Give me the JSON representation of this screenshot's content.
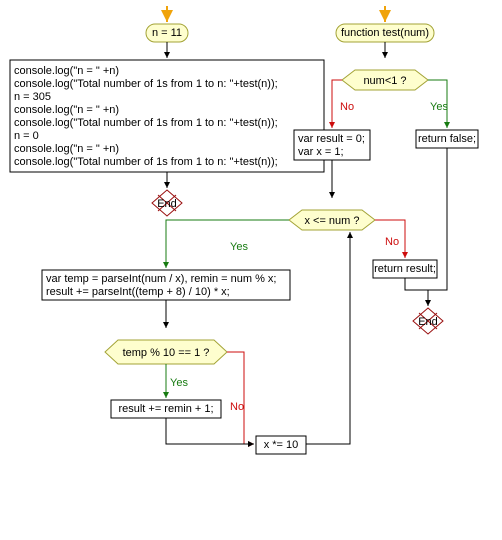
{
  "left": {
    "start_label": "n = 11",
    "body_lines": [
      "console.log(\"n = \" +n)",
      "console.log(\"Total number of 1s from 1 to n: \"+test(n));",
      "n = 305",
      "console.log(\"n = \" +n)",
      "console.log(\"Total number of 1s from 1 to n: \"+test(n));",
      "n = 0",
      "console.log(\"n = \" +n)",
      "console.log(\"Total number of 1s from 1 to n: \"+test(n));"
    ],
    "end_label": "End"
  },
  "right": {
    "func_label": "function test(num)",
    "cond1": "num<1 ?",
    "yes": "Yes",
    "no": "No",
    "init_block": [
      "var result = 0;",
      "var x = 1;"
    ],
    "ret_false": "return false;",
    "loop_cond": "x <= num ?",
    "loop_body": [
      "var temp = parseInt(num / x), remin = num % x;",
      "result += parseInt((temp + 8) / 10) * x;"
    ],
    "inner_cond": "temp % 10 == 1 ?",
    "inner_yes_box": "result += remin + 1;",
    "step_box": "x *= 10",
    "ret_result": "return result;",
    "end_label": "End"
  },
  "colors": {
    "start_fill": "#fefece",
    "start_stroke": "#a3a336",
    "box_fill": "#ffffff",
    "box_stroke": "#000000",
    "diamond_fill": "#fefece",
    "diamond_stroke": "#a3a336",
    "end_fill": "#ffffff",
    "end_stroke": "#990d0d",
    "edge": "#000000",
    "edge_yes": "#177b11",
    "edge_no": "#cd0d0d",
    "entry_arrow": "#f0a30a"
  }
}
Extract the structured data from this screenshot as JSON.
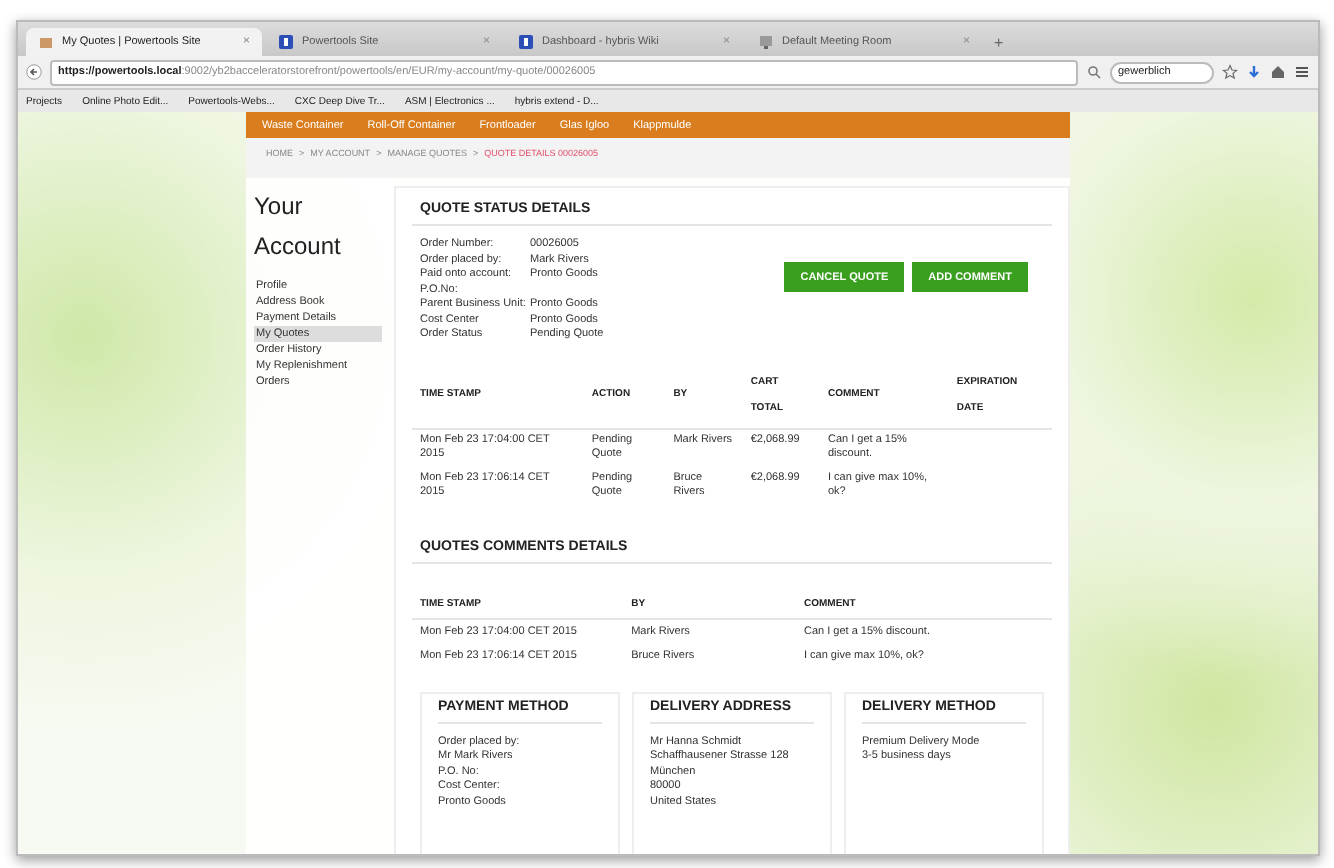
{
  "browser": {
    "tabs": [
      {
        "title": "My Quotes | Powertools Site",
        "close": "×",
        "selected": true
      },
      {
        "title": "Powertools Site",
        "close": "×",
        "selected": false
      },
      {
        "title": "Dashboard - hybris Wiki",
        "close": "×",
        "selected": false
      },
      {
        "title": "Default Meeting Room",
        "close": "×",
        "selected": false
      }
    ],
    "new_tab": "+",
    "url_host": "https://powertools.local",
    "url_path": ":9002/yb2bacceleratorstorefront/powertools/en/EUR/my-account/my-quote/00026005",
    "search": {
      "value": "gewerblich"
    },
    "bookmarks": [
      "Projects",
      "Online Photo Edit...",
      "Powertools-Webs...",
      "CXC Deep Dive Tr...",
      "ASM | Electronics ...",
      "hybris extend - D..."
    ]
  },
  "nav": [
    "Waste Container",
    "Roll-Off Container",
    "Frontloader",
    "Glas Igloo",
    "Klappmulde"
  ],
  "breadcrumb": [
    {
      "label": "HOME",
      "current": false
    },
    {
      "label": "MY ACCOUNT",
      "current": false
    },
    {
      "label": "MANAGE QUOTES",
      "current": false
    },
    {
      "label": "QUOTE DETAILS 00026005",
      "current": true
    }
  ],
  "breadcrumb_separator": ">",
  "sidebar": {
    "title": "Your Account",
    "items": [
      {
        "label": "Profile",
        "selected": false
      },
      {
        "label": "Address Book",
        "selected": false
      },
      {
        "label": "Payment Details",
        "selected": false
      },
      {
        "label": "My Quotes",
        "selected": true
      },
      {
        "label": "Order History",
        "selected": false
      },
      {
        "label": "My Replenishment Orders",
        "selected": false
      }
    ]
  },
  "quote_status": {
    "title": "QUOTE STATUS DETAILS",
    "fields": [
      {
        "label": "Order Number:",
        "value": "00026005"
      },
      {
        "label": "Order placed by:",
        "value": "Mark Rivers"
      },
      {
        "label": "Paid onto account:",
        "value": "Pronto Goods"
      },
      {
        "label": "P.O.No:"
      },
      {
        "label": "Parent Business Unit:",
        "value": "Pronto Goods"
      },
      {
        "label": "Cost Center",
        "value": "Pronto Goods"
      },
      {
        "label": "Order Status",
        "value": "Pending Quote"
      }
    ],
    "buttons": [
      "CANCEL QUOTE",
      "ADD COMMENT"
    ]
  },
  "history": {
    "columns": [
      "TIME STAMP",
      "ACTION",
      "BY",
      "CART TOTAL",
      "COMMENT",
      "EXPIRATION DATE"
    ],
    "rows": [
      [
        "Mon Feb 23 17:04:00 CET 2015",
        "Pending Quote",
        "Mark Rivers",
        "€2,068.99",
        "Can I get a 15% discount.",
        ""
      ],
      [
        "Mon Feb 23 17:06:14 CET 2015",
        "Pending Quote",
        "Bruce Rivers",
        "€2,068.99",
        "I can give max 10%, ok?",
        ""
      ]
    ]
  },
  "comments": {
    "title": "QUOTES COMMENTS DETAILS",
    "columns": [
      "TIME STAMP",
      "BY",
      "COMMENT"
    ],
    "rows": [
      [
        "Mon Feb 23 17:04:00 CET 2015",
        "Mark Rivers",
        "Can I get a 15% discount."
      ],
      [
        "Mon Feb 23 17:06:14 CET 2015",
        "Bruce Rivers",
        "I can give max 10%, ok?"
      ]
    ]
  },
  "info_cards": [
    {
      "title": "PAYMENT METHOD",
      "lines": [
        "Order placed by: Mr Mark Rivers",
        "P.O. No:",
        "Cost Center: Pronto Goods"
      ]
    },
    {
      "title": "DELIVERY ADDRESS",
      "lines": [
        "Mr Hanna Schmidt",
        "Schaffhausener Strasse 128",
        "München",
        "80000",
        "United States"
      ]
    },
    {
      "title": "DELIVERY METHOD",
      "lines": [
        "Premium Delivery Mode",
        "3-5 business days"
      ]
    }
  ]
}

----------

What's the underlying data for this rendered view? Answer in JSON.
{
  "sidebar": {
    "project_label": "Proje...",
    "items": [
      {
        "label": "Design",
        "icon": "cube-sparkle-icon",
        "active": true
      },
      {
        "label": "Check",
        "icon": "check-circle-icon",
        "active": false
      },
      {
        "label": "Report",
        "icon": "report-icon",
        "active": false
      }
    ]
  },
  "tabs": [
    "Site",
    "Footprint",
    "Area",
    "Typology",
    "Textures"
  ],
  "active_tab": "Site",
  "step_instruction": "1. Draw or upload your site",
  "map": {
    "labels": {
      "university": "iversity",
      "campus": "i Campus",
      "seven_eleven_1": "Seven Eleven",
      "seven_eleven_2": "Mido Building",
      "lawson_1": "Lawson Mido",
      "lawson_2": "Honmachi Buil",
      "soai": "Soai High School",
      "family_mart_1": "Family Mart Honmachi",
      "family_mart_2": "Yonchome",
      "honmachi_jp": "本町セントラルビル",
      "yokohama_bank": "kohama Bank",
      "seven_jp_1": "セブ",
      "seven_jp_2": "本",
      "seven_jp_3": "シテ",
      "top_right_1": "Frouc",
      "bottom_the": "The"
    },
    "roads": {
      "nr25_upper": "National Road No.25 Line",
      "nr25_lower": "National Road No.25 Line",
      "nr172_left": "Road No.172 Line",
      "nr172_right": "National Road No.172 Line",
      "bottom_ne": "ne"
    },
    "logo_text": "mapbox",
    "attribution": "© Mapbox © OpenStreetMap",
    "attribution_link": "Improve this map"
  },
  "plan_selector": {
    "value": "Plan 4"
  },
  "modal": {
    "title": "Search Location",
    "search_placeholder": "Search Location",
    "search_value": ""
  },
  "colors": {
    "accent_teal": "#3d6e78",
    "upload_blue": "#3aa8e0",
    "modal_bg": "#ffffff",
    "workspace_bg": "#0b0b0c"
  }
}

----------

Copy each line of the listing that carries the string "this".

Give me the JSON representation of this screenshot's content.
Extract the structured data from this screenshot as JSON.
What's the underlying data for this rendered view? Answer in JSON.
    "attribution_link": "Improve this map"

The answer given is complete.